After releasing a landmark study expected to shape mission strategies worldwide, Mission Aviation Fellowship is ready to make a major shift for expanded programs and better service f rom its headquarters. The faith-based ministry will begin its relocation f rom California to Nampa, Idaho, in July.
"After 60 years of having our headquarters in Southern California, doing our training here and sending missionaries around the world f rom this headquarters, we're making a move up to the Boise, Idaho, area," said Kevin Swanson, president of Mission Aviation Fellowship (MAF), according to Mission Network News.
A large reason for the move is to help free up finances to direct it more towards the agency's mission work overseas.
"Our desire and anticipation is that once we're moved up there and settled in, it will free up a lot of organizational finances that we can use for ministry overseas which is where our focus is," Swanson told The Christian Post.
Projecting significant savings in organizational overhead, the ministry head is already looking into new programs and developments including the expansion of their traditional MAF flight programs in countries with restricted access.
"Now we've got a new opportunity to open a new separate work in that country (Central Asia)," said Swanson.
MAF flight programs overseas runs between $400,000 and $500,000 a year and first-year savings could allow for two more.
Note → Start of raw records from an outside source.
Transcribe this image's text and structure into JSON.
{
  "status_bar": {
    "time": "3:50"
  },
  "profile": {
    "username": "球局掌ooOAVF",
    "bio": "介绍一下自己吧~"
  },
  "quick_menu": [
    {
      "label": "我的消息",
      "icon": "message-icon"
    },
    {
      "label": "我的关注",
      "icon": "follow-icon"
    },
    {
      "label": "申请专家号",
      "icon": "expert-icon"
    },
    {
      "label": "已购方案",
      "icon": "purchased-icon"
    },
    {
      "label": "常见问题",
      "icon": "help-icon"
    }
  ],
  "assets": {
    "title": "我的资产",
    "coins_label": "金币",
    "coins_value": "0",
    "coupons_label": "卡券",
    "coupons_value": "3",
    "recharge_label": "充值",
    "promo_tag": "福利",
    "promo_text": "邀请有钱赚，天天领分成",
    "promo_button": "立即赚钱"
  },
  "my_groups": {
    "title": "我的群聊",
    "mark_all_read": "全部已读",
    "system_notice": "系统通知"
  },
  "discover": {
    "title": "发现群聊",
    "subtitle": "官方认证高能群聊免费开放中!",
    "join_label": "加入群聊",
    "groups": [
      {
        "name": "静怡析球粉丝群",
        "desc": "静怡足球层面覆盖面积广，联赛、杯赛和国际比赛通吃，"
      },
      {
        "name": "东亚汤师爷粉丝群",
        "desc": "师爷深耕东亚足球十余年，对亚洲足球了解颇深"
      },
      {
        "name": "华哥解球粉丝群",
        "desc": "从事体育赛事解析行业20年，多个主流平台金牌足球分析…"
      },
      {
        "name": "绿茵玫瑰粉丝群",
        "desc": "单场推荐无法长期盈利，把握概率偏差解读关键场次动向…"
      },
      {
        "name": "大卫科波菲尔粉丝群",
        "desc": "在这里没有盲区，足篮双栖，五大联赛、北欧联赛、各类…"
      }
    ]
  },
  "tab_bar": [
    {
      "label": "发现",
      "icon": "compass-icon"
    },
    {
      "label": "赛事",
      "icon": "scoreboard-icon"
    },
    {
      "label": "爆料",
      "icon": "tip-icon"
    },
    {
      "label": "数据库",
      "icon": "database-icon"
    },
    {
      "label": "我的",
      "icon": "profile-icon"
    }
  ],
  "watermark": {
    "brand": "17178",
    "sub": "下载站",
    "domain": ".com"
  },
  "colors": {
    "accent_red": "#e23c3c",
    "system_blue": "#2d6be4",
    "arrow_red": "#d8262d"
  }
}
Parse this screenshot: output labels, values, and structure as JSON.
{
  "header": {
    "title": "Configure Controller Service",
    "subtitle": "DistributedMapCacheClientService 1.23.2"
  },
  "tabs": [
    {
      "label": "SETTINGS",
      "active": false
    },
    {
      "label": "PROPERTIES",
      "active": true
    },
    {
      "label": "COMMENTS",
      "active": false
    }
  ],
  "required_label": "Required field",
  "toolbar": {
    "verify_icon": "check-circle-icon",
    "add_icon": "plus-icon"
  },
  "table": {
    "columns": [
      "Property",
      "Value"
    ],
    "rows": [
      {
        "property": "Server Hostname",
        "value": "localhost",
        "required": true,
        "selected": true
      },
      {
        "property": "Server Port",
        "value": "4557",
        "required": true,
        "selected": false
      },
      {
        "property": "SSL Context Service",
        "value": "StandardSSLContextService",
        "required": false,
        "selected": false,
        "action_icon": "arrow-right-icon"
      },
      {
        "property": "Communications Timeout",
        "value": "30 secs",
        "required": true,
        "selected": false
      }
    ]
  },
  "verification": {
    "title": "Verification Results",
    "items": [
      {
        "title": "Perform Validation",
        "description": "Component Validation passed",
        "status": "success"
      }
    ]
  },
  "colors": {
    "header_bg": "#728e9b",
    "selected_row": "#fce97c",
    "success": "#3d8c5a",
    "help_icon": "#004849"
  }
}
The master plan for the move is a $13-million project that includes the building of a new facility, a new hanger and office building, along with apartments, maintenance building and an R-V park for volunteers helping the organization. More than half the staff will make the move and others will be hired f rom the Boise area. There are currently 200 families in Mission Aviation Fellowship.
Swanson made clear that the relocation is not about having a large headquarters infrastructure but to see the ''resources go overseas to where the needs are.''
MAF plans to hold a celebration to dedicate the new facilities on Sept. 23. Following the dedication, leaders f rom various ministries will gather in October to translate the new study "Operation ACCESS!" into building mission strategies and prompt "mutual discovery" as Swanson stated.
"Our hopes are that it (the conference) will encourage them to want to get together, partner and talk with other like-minded groups that are discovering the same data," said Swanson. "We thought facilitating a conference would be the right next step."
The organization had first planned to relocate in the summer of 2005 but found it to be too big of a project. With new staff already hired and being trained, MAF is now prepared to execute its master plan.